Authors: Battersby, J., Ball, R., & Nelson, N.
Published in National Security Journal, 23 June 2020
its definition of an act of terrorism, and to its credit they consulted diligently and fully on many aspects of this review. But the government has yet to act, and even if it does, it is unlikely to do so before the ‘Royal Commission of Inquiry into the Attack on Christchurch Mosques report’ is released. A clear understanding of what the strategy document means by these key terms is essential – and while it does provide definitions of them, they are in the small print (somewhat out of place as a footnote on page 4), reflecting an assumption that discussion about them is not needed. Vandenberg and Hoverd provide a useful discussion on the use of these terms in detail (in this volume of National Security Journal) stressing that considerable thought and discussion are, indeed, necessary.
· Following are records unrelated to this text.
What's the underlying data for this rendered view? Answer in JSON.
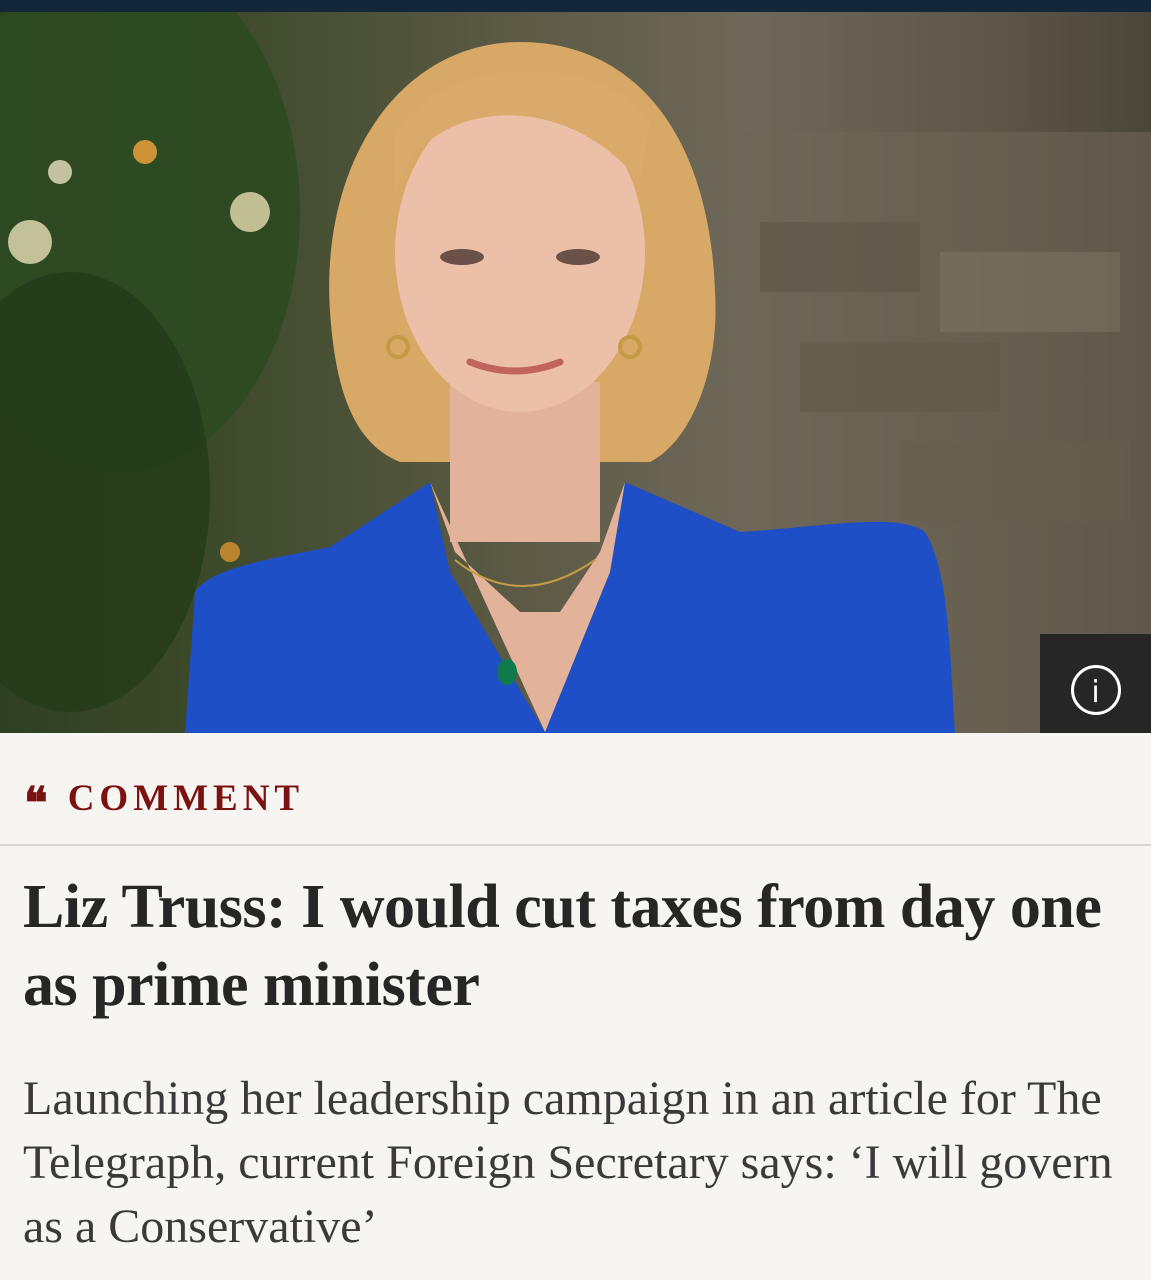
{
  "hero": {
    "image_alt": "Portrait of Liz Truss in a blue jacket in front of a garden wall",
    "info_icon": "info-icon",
    "info_glyph": "i"
  },
  "section": {
    "quote_glyph": "❝",
    "label": "COMMENT"
  },
  "article": {
    "headline": "Liz Truss: I would cut taxes from day one as prime minister",
    "standfirst": "Launching her leadership campaign in an article for The Telegraph, current Foreign Secretary says: ‘I will govern as a Conservative’"
  },
  "colors": {
    "accent": "#7b1212",
    "topbar": "#14263a",
    "background": "#f7f5f2"
  }
}
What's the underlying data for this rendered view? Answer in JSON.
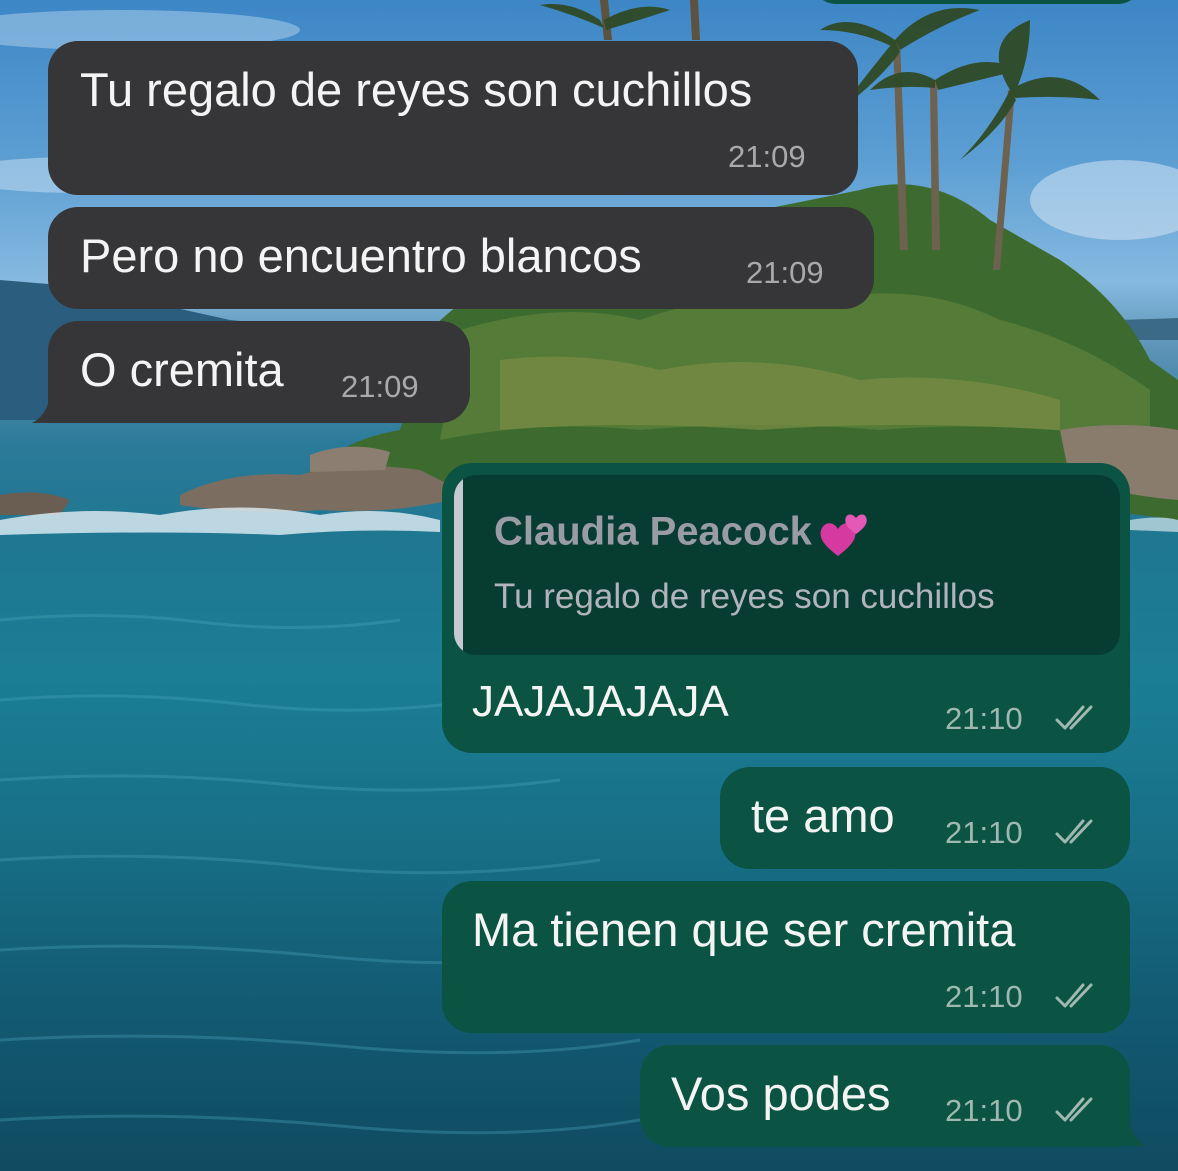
{
  "chat": {
    "incoming": [
      {
        "text": "Tu regalo de reyes son cuchillos",
        "time": "21:09"
      },
      {
        "text": "Pero no encuentro blancos",
        "time": "21:09"
      },
      {
        "text": "O cremita",
        "time": "21:09"
      }
    ],
    "reply": {
      "quoted_author": "Claudia Peacock",
      "quoted_text": "Tu regalo de reyes son cuchillos",
      "text": "JAJAJAJAJA",
      "time": "21:10",
      "status": "read"
    },
    "outgoing": [
      {
        "text": "te amo",
        "time": "21:10",
        "status": "read"
      },
      {
        "text": "Ma tienen que ser cremita",
        "time": "21:10",
        "status": "read"
      },
      {
        "text": "Vos podes",
        "time": "21:10",
        "status": "read"
      }
    ]
  },
  "icons": {
    "read_receipt": "double-check-icon",
    "author_emoji": "two-hearts-icon"
  },
  "colors": {
    "incoming_bubble": "#363638",
    "outgoing_bubble": "#0b5443",
    "quote_background": "#073d30",
    "quote_bar": "#c6c8d0",
    "hearts": "#d63aa0"
  }
}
Strategy in the security realm should be, by its very nature, forward-looking and bring together the strands of a nation’s strategic environment by looking at how hidden currents today signal possible changes in future direction. This provides important strategic context that allows for a full range of future possibilities to be identified and prepared for. While this is far from an exact science, undertaking and articulating the logic upon which the strategy has been developed is essential for its successful implementation. Unfortunately, New Zealand’s strategy is almost entirely lacking in this and little understanding can be gleaned as to why it has been developed in the way it has or what foreseeable threats it is designed to address. It is of course acknowledged by the authors, that these issues are touched on, albeit inadequately, in a separate September 2019 cabinet paper.31 Flowing on from this, the strategy fails to undertake any clear form of risk assessment to ensure that any risks identified can, if possible, be mitigated.
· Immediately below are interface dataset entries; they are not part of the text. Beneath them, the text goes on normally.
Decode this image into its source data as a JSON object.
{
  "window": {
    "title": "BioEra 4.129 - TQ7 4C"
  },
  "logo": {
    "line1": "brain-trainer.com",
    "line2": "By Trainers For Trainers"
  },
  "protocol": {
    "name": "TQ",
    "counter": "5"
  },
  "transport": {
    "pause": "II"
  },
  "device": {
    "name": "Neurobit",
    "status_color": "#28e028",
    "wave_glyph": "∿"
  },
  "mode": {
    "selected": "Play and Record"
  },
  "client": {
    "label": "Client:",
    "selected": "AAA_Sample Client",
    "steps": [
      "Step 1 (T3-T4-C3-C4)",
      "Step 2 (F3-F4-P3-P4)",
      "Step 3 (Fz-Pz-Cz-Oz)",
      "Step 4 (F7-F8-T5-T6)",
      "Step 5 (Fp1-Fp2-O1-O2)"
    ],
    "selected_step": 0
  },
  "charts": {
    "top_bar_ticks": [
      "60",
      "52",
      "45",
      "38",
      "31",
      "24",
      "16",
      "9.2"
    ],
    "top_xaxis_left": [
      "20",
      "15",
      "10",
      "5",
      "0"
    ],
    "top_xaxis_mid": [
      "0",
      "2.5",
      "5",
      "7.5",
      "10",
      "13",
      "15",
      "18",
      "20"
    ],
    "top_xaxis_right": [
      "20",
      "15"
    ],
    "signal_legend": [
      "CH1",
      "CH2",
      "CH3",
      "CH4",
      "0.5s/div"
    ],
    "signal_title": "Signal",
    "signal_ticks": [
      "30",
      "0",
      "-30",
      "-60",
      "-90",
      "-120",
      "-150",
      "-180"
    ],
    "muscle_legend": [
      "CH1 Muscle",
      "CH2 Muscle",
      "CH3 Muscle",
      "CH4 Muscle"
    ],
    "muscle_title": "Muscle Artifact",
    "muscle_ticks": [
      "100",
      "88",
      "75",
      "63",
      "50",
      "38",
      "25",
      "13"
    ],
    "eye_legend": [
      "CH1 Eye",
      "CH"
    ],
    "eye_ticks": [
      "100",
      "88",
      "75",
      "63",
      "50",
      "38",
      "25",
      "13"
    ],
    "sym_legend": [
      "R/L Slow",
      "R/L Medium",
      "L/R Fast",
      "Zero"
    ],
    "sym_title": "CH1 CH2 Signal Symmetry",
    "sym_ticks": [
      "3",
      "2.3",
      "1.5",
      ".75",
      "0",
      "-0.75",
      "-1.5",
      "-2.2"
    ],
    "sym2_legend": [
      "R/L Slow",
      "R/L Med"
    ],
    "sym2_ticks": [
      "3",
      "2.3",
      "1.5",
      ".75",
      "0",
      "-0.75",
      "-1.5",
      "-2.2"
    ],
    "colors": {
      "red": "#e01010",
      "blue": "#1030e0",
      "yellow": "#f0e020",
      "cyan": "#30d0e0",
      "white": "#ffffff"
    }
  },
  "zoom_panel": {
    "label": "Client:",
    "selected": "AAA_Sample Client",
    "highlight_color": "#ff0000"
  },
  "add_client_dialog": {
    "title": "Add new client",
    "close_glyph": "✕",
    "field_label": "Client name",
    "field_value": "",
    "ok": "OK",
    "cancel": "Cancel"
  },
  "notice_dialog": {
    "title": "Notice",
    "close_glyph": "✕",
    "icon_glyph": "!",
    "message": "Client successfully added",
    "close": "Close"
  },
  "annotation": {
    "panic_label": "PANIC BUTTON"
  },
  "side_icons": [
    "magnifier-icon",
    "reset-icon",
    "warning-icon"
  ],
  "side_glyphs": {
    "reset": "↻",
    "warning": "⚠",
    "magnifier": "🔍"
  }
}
The strategy does not provide any indication of required resources (means) – an important requirement which allows for the advocacy of the resources that are essential to ensure the strategy’s effective implementation – although there are a series of non-specific financial implication statements of the strategy in a separate document.32 Nor does the strategy provide an effective time-frame other than for a public information plan. Measures of effectiveness are similarly lacking. These are all key elements vital to ensure the effective implementation of the strategy as well as the accountability of those responsible for its implementation. Their absence is of considerable concern given the potential impact on the longer-term security of the nation. This is particularly so with the onset of a global recession that will see government resources stretched. If no thought to resourcing was given previously, it may be extremely challenging to pitch for them in the post-COVID 19 economic environment. If this happens, terrorism and counter-terrorism in New Zealand will revert back to its former position of being a largely neglected concern. That is until the next attack.
Finally, in terms of the core elements of the document, the strategy provides little in the way of implementation guidance (ways) other than the broad sweeping statement that “We will achieve our aim by: working in partnership, ensuring as a nation that we connect with each other, supporting the efforts of the international community, and focussing on prevention.”33